(Image Credit: iStockPhoto/Stefano Tinti)
Pay-TV broadcasting giant Sky is no stranger to virtual reality after being a long-term investor of VR startup Jaunt, but today it’s been announced the company is taking a more direct approach to VR content delivery with the launch of a dedicated production unit called Sky VR Studio.
Gary Davey, Managing Director of Content at Sky, said: “Sky VR Studio allows us to add a new dimension to storytelling, taking viewers to extraordinary places and offering a unique perspective on a whole host of events. The development of VR technology is moving at an incredible pace and excitement is building about its potential.”
Sport has often been an example of how VR can improve the viewing experience
The new studio will initially focus on sporting content, but will move towards general entertainment and news in the coming years. Although Sky plans on launching its own VR delivery platform it will use third-party platforms such as Facebook 360, Oculus, and YouTube 360 to begin with.
“Our expertise across a wide range of video content, from original drama to live sport, gives us a unique ability to bring VR to life for customers. This is just the start and we’re looking forward to creating more amazing VR content and exploring the possibilities with our tech and content partners,” explains Davey.
There will be little surprise that Sky is beginning their VR journey with sporting content as the company is known for paying large amounts of money for exclusive rights to highly-viewed content like Premier League matches. Access to such events has driven their subscriber base, and enhancing the experience with VR will ensure viewers spend even more time – and money – using Sky’s entertainment services.
VR Studio allows us to add a new dimension to storytelling, taking viewers to extraordinary places and offering a unique perspective
Sport has often been an example of how VR can improve the viewing experience, with various concepts showing incredible new ways of being more immersed. Microsoft showed how their HoloLens AR headset could enhance viewing of NFL games by using holograms in the living room to show more detailed stats about each player, view fantasy football scores, and even re-create a realistic model of the stadium.

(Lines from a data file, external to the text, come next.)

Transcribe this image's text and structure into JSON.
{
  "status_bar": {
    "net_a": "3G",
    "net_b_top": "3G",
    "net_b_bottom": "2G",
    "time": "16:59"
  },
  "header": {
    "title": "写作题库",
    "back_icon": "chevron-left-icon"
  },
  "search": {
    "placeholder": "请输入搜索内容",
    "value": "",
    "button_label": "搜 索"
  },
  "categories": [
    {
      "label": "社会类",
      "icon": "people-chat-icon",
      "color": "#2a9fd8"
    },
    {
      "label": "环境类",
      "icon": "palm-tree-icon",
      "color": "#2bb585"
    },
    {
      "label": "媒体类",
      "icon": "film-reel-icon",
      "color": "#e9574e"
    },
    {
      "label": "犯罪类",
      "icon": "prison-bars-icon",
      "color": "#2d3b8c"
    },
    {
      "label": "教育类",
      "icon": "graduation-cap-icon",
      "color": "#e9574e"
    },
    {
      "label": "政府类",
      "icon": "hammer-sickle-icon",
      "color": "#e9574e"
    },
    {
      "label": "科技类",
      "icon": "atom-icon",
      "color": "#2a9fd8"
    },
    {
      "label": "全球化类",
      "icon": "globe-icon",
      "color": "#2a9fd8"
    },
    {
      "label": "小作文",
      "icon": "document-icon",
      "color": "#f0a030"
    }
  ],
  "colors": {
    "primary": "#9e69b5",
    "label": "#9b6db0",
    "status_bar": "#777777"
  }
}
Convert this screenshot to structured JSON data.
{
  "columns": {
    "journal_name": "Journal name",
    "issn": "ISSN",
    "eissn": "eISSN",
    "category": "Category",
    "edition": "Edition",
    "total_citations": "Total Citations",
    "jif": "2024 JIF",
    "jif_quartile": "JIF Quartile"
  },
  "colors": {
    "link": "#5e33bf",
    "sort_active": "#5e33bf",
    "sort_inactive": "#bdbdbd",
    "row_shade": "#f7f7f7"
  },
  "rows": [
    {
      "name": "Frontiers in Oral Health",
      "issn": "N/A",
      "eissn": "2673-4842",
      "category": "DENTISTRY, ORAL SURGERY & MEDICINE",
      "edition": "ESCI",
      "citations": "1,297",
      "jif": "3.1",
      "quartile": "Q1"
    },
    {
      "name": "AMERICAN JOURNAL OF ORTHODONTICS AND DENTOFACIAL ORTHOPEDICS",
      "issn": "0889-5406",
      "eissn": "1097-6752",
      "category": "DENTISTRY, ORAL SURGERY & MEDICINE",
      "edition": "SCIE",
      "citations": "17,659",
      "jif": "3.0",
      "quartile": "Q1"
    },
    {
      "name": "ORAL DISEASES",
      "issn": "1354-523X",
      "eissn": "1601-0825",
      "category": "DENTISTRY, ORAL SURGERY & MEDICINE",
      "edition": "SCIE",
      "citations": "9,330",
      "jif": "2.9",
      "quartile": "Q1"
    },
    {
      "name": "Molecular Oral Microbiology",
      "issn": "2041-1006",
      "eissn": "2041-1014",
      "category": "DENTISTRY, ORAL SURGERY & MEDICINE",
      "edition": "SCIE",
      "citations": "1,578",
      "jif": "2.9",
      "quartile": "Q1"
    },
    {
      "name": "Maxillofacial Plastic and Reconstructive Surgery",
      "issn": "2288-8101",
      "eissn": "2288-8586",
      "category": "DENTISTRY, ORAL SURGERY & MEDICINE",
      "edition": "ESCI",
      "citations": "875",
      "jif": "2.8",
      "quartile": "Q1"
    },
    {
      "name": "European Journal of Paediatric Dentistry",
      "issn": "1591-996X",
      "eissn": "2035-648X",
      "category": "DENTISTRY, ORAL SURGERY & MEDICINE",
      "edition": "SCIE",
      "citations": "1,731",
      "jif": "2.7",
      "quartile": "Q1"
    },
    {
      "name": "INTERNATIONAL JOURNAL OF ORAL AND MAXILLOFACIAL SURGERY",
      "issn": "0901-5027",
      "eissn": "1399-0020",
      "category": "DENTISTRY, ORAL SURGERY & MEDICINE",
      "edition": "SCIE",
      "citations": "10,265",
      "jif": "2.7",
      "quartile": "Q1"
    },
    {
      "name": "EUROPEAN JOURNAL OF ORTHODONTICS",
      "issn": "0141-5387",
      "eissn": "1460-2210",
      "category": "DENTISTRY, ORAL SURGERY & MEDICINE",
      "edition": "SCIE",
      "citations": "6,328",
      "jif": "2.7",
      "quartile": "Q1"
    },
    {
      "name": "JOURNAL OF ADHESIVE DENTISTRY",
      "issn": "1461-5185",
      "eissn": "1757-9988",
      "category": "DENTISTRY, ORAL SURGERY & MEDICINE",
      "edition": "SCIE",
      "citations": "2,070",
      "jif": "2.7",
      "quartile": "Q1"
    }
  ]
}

Initial sporting productions from Sky will lower-key than Microsoft’s ambitious plan; with two Formula One and Williams Martini Racing videos, as well as some Tour de France and boxing videos.
News is an obvious next step for Sky after sports, particularly with documentary-style content. Our sister publication, WearableTech, published an article earlier this week covering a partnership between Mozilla and Amnesty International who launched a 360-degree virtual tour of the devastation being caused in Syria.
Sky’s initial VR content will be free, although we can’t help but feel that won’t always be the case.
What do you think about Sky’s move into VR content? Share your thoughts in the comments.